Ironically, as the U.S. is on the verge of rushing toward government health care, Canada is reforming its system in the opposite direction. In 2005, Canada's supreme court struck down key laws in Quebec that established a government monopoly of health services. Claude Castonguay, who headed the Quebec government commission that recommended the creation of its public health-care system in the 1960s, also has second thoughts. Last year, after completing another review, he declared the system in "crisis" and suggested a massive expansion of private services—even advocating that public hospitals rent facilities to physicians in off-hours.

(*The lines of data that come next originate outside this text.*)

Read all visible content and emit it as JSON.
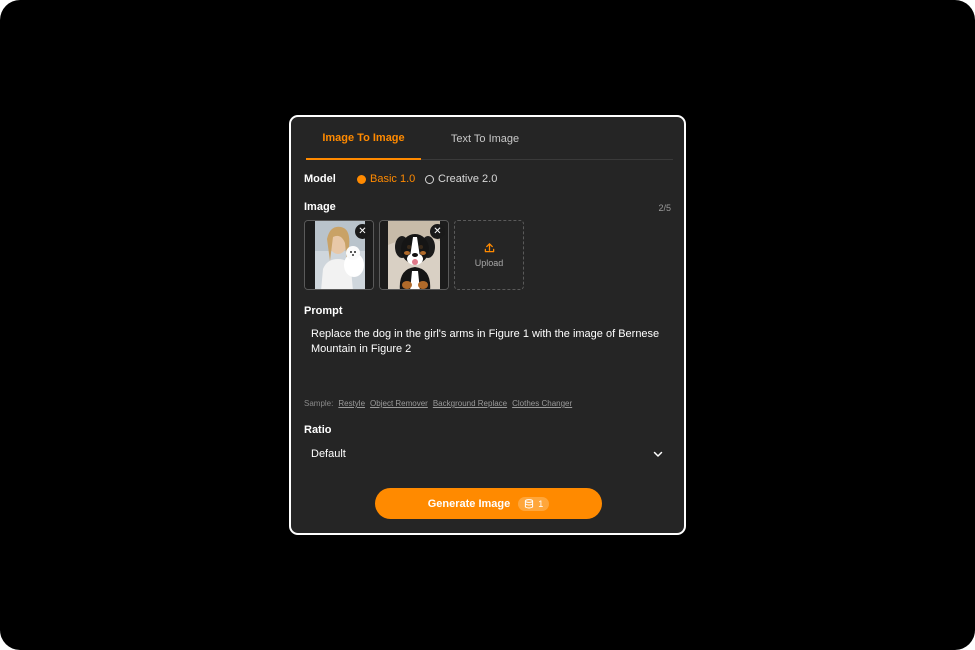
{
  "tabs": [
    {
      "label": "Image To Image",
      "active": true
    },
    {
      "label": "Text To Image",
      "active": false
    }
  ],
  "model": {
    "label": "Model",
    "options": [
      {
        "label": "Basic 1.0",
        "selected": true
      },
      {
        "label": "Creative 2.0",
        "selected": false
      }
    ]
  },
  "image": {
    "label": "Image",
    "count": "2/5",
    "upload_label": "Upload"
  },
  "prompt": {
    "label": "Prompt",
    "value": "Replace the dog in the girl's arms in Figure 1 with the image of Bernese Mountain in Figure 2"
  },
  "samples": {
    "label": "Sample:",
    "items": [
      "Restyle",
      "Object Remover",
      "Background Replace",
      "Clothes Changer"
    ]
  },
  "ratio": {
    "label": "Ratio",
    "value": "Default"
  },
  "generate": {
    "label": "Generate Image",
    "credits": "1"
  },
  "colors": {
    "accent": "#ff8a00",
    "panel_bg": "#252525",
    "page_bg": "#000000"
  }
}
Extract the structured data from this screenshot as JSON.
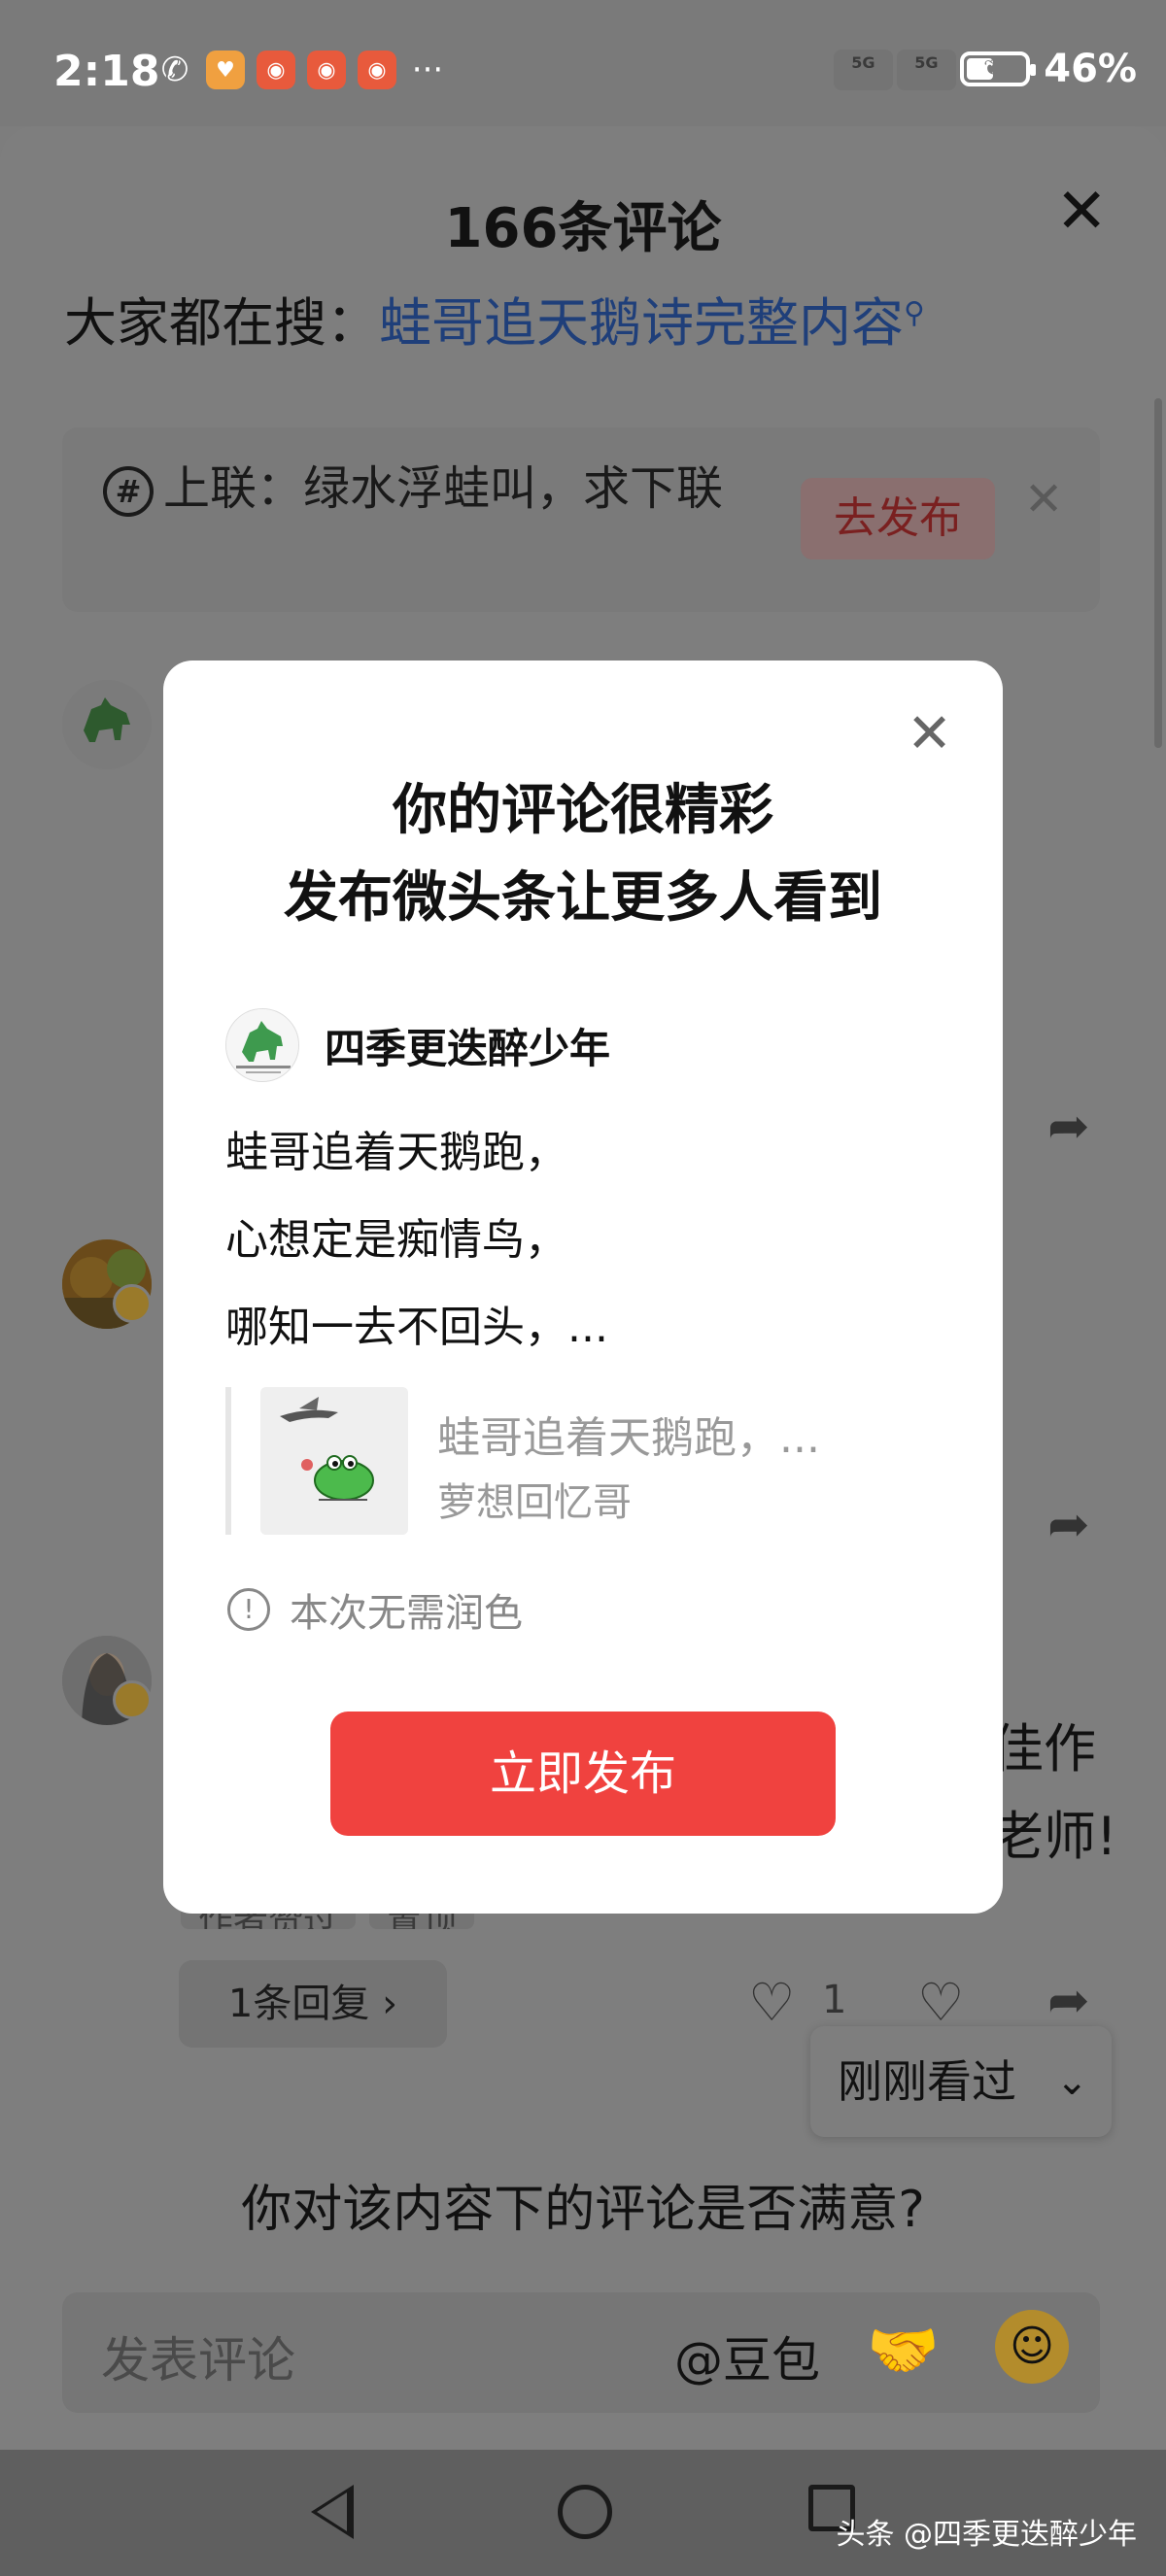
{
  "status": {
    "time": "2:18",
    "battery": "46%",
    "battery_level": 0.46,
    "network_1": "5G",
    "network_2": "5G"
  },
  "panel": {
    "title": "166条评论",
    "search_prefix": "大家都在搜：",
    "search_query": "蛙哥追天鹅诗完整内容",
    "topic_text": "上联：绿水浮蛙叫，求下联",
    "topic_button": "去发布",
    "behind_line1": "佳作",
    "behind_line2": "老师!",
    "tags": [
      "作者赞过",
      "置顶"
    ],
    "reply_count": "1条回复",
    "like_count": "1",
    "recently_viewed": "刚刚看过",
    "survey": "你对该内容下的评论是否满意?",
    "comment_placeholder": "发表评论",
    "mention": "@豆包"
  },
  "modal": {
    "title_line1": "你的评论很精彩",
    "title_line2": "发布微头条让更多人看到",
    "author": "四季更迭醉少年",
    "poem_lines": [
      "蛙哥追着天鹅跑，",
      "心想定是痴情鸟，",
      "哪知一去不回头，..."
    ],
    "quote_text": "蛙哥追着天鹅跑，...",
    "quote_author": "萝想回忆哥",
    "notice": "本次无需润色",
    "publish_button": "立即发布"
  },
  "watermark": "头条 @四季更迭醉少年",
  "colors": {
    "accent_red": "#f0423f",
    "link_blue": "#1f3f7a"
  },
  "icons": [
    "missed-call-icon",
    "heart-app-icon",
    "kuaishou-icon",
    "signal-icon",
    "battery-icon",
    "close-icon",
    "search-icon",
    "hashtag-icon",
    "share-icon",
    "like-icon",
    "dislike-icon",
    "chevron-down-icon",
    "handshake-icon",
    "party-emoji-icon",
    "info-icon",
    "back-icon",
    "home-icon",
    "recents-icon"
  ]
}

And the medical establishment? Dr. Brian Day, an orthopedic surgeon, grew increasingly frustrated by government cutbacks that reduced his access to an operating room and increased the number of patients on his hospital waiting list. He built a private hospital in Vancouver in the 1990s. Last year, he completed a term as the president of the Canadian Medical Association and was succeeded by a Quebec radiologist who owns several private clinics.
In Canada, private-sector health care is growing. Dr. Day estimates that 50,000 people are seen at private clinics every year in British Columbia. According to the New York Times, a private clinic opens at a rate of about one a week across the country. Public-private partnerships, once a taboo topic, are embraced by provincial governments.
In the United Kingdom, where socialized medicine was established after World War II through the National Health Service, the present Labour government has introduced a choice in surgeries by allowing patients to choose among facilities, often including private ones. Even in Sweden, the government has turned over services to the private sector.
Americans need to ask a basic question: Why are they rushing into a system of government-dominated health care when the very countries that have experienced it for so long are backing away?
Dr. Gratzer, a physician, is a senior fellow at the Manhattan Institute.